▸ **TASK DIRECTIONS**
Would you please copy each line below that includes the string "COMMONWEALTH"?

○ ○ ○ ○ ○ ○ ○

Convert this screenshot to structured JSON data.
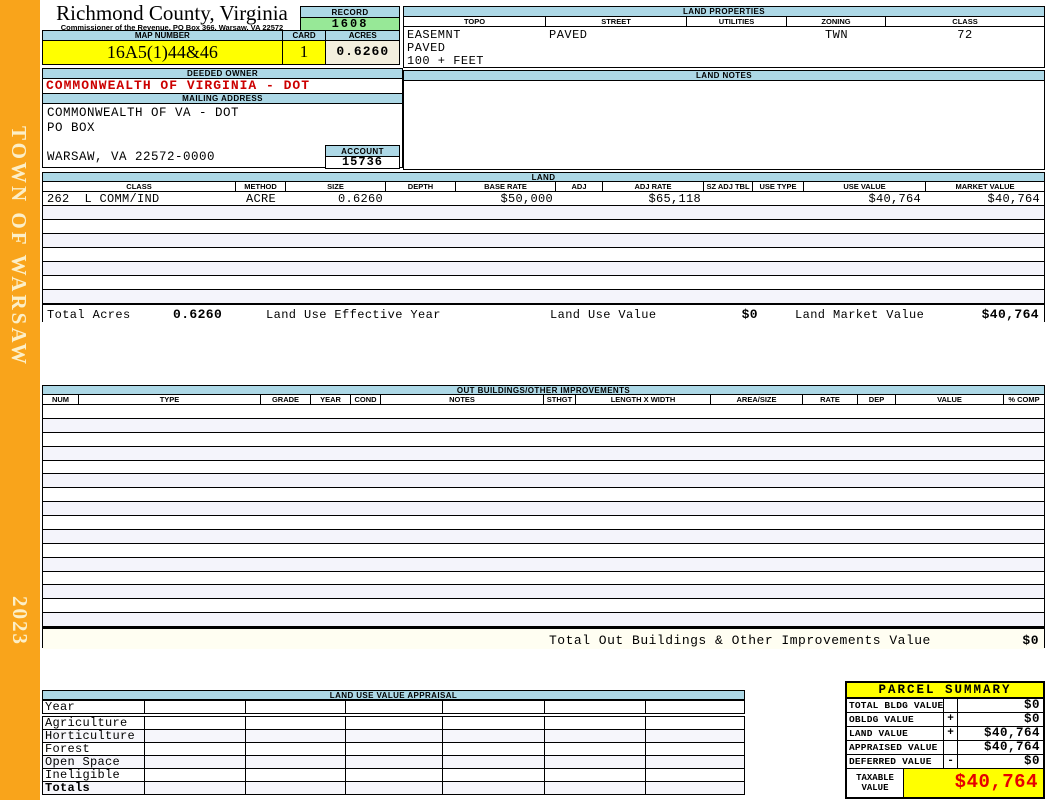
{
  "sidebar": {
    "town_label": "TOWN OF WARSAW",
    "year_label": "2023"
  },
  "header": {
    "title": "Richmond County, Virginia",
    "subtitle": "Commissioner of the Revenue, PO Box 366, Warsaw, VA 22572"
  },
  "record": {
    "label": "RECORD",
    "value": "1608"
  },
  "map_number": {
    "label": "MAP NUMBER",
    "value": "16A5(1)44&46"
  },
  "card": {
    "label": "CARD",
    "value": "1"
  },
  "acres": {
    "label": "ACRES",
    "value": "0.6260"
  },
  "land_properties": {
    "title": "LAND PROPERTIES",
    "columns": [
      "TOPO",
      "STREET",
      "UTILITIES",
      "ZONING",
      "CLASS"
    ],
    "topo_lines": [
      "EASEMNT",
      "PAVED",
      "100 + FEET"
    ],
    "street_value": "PAVED",
    "utilities_value": "",
    "zoning_value": "TWN",
    "class_value": "72"
  },
  "owner": {
    "deeded_label": "DEEDED OWNER",
    "deeded_value": "COMMONWEALTH OF VIRGINIA - DOT",
    "mailing_label": "MAILING ADDRESS",
    "address_line1": "COMMONWEALTH OF VA - DOT",
    "address_line2": "PO BOX",
    "address_line3": "WARSAW, VA 22572-0000"
  },
  "account": {
    "label": "ACCOUNT",
    "value": "15736"
  },
  "land_notes": {
    "title": "LAND NOTES"
  },
  "land": {
    "title": "LAND",
    "columns": [
      "CLASS",
      "METHOD",
      "SIZE",
      "DEPTH",
      "BASE RATE",
      "ADJ",
      "ADJ RATE",
      "SZ ADJ TBL",
      "USE TYPE",
      "USE VALUE",
      "MARKET VALUE"
    ],
    "row": {
      "class": "262  L COMM/IND",
      "method": "ACRE",
      "size": "0.6260",
      "depth": "",
      "base_rate": "$50,000",
      "adj": "",
      "adj_rate": "$65,118",
      "sz_adj_tbl": "",
      "use_type": "",
      "use_value": "$40,764",
      "market_value": "$40,764"
    },
    "totals": {
      "total_acres_label": "Total Acres",
      "total_acres": "0.6260",
      "effective_year_label": "Land Use Effective Year",
      "use_value_label": "Land Use Value",
      "use_value": "$0",
      "market_value_label": "Land Market Value",
      "market_value": "$40,764"
    }
  },
  "out_buildings": {
    "title": "OUT BUILDINGS/OTHER IMPROVEMENTS",
    "columns": [
      "NUM",
      "TYPE",
      "GRADE",
      "YEAR",
      "COND",
      "NOTES",
      "STHGT",
      "LENGTH X WIDTH",
      "AREA/SIZE",
      "RATE",
      "DEP",
      "VALUE",
      "% COMP"
    ],
    "total_label": "Total Out Buildings & Other Improvements Value",
    "total_value": "$0"
  },
  "land_use_appraisal": {
    "title": "LAND USE VALUE APPRAISAL",
    "rows": [
      "Year",
      "Agriculture",
      "Horticulture",
      "Forest",
      "Open Space",
      "Ineligible",
      "Totals"
    ]
  },
  "parcel_summary": {
    "title": "PARCEL SUMMARY",
    "rows": [
      {
        "label": "TOTAL BLDG VALUE",
        "op": "",
        "value": "$0"
      },
      {
        "label": "OBLDG VALUE",
        "op": "+",
        "value": "$0"
      },
      {
        "label": "LAND VALUE",
        "op": "+",
        "value": "$40,764"
      },
      {
        "label": "APPRAISED VALUE",
        "op": "",
        "value": "$40,764"
      },
      {
        "label": "DEFERRED VALUE",
        "op": "-",
        "value": "$0"
      }
    ],
    "taxable": {
      "label": "TAXABLE\nVALUE",
      "value": "$40,764"
    }
  },
  "colors": {
    "sidebar_orange": "#F9A41B",
    "section_blue": "#ADD8E6",
    "record_green": "#97E897",
    "highlight_yellow": "#FFFF00",
    "acres_cream": "#F3EFDE",
    "owner_red": "#CC0000",
    "taxable_red": "#E60000"
  }
}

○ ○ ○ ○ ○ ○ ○

▸ **THE COMPLETED TASK**
    "deeded_value": "COMMONWEALTH OF VIRGINIA - DOT",
    "address_line1": "COMMONWEALTH OF VA - DOT",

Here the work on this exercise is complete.